Exercise aim ▸
Your answer must be an exact copy of the records, with no pictures included.
** Provided information follows **
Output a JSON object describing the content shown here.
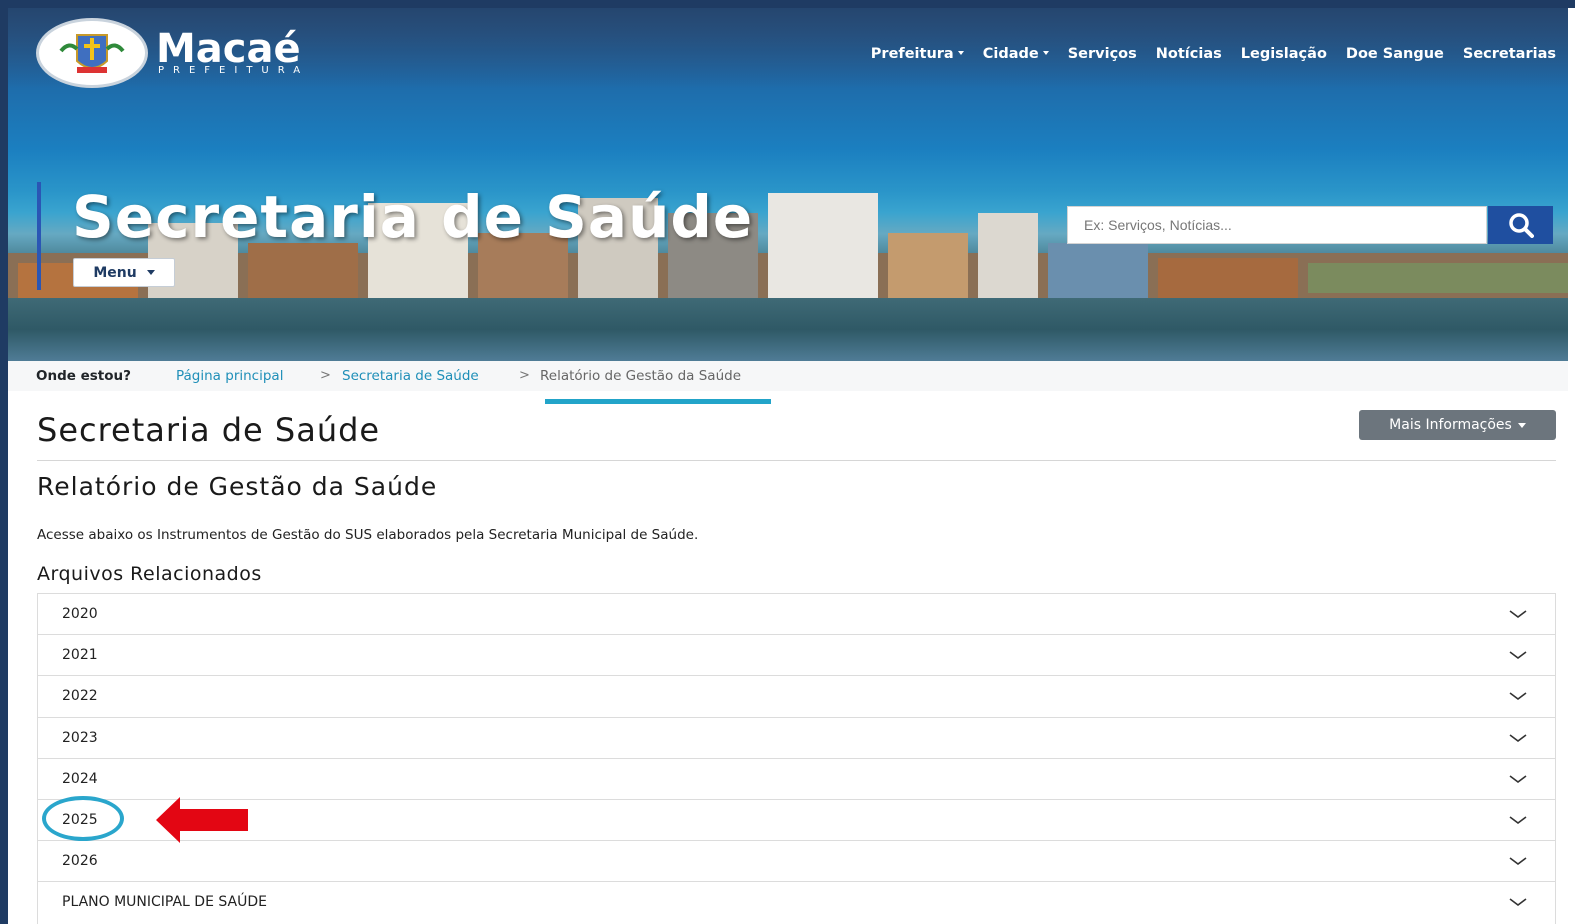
{
  "site": {
    "logo_name": "Macaé",
    "logo_sub": "PREFEITURA"
  },
  "nav": {
    "items": [
      "Prefeitura",
      "Cidade",
      "Serviços",
      "Notícias",
      "Legislação",
      "Doe Sangue",
      "Secretarias"
    ]
  },
  "hero": {
    "title": "Secretaria de Saúde",
    "menu_label": "Menu",
    "search_placeholder": "Ex: Serviços, Notícias..."
  },
  "breadcrumb": {
    "label": "Onde estou?",
    "items": [
      "Página principal",
      "Secretaria de Saúde"
    ],
    "separator": ">",
    "current": "Relatório de Gestão da Saúde"
  },
  "main": {
    "page_title": "Secretaria de Saúde",
    "more_info_label": "Mais Informações",
    "subtitle": "Relatório de Gestão da Saúde",
    "description": "Acesse abaixo os Instrumentos de Gestão do SUS elaborados pela Secretaria Municipal de Saúde.",
    "files_heading": "Arquivos Relacionados",
    "accordion": [
      "2020",
      "2021",
      "2022",
      "2023",
      "2024",
      "2025",
      "2026",
      "PLANO MUNICIPAL DE SAÚDE"
    ]
  },
  "annotation": {
    "highlighted_item": "2025",
    "circle_color": "#2aa6cc",
    "arrow_color": "#e30613"
  },
  "colors": {
    "frame": "#1f3b63",
    "search_button": "#1f4fa0",
    "link": "#1f8fb8",
    "accent_underline": "#22a4c9",
    "more_button": "#6c757d"
  }
}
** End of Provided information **
Output for this exercise ▸
Output a JSON object describing the content shown here.
{
  "site": {
    "logo_name": "Macaé",
    "logo_sub": "PREFEITURA"
  },
  "nav": {
    "items": [
      "Prefeitura",
      "Cidade",
      "Serviços",
      "Notícias",
      "Legislação",
      "Doe Sangue",
      "Secretarias"
    ]
  },
  "hero": {
    "title": "Secretaria de Saúde",
    "menu_label": "Menu",
    "search_placeholder": "Ex: Serviços, Notícias..."
  },
  "breadcrumb": {
    "label": "Onde estou?",
    "items": [
      "Página principal",
      "Secretaria de Saúde"
    ],
    "separator": ">",
    "current": "Relatório de Gestão da Saúde"
  },
  "main": {
    "page_title": "Secretaria de Saúde",
    "more_info_label": "Mais Informações",
    "subtitle": "Relatório de Gestão da Saúde",
    "description": "Acesse abaixo os Instrumentos de Gestão do SUS elaborados pela Secretaria Municipal de Saúde.",
    "files_heading": "Arquivos Relacionados",
    "accordion": [
      "2020",
      "2021",
      "2022",
      "2023",
      "2024",
      "2025",
      "2026",
      "PLANO MUNICIPAL DE SAÚDE"
    ]
  },
  "annotation": {
    "highlighted_item": "2025",
    "circle_color": "#2aa6cc",
    "arrow_color": "#e30613"
  },
  "colors": {
    "frame": "#1f3b63",
    "search_button": "#1f4fa0",
    "link": "#1f8fb8",
    "accent_underline": "#22a4c9",
    "more_button": "#6c757d"
  }
}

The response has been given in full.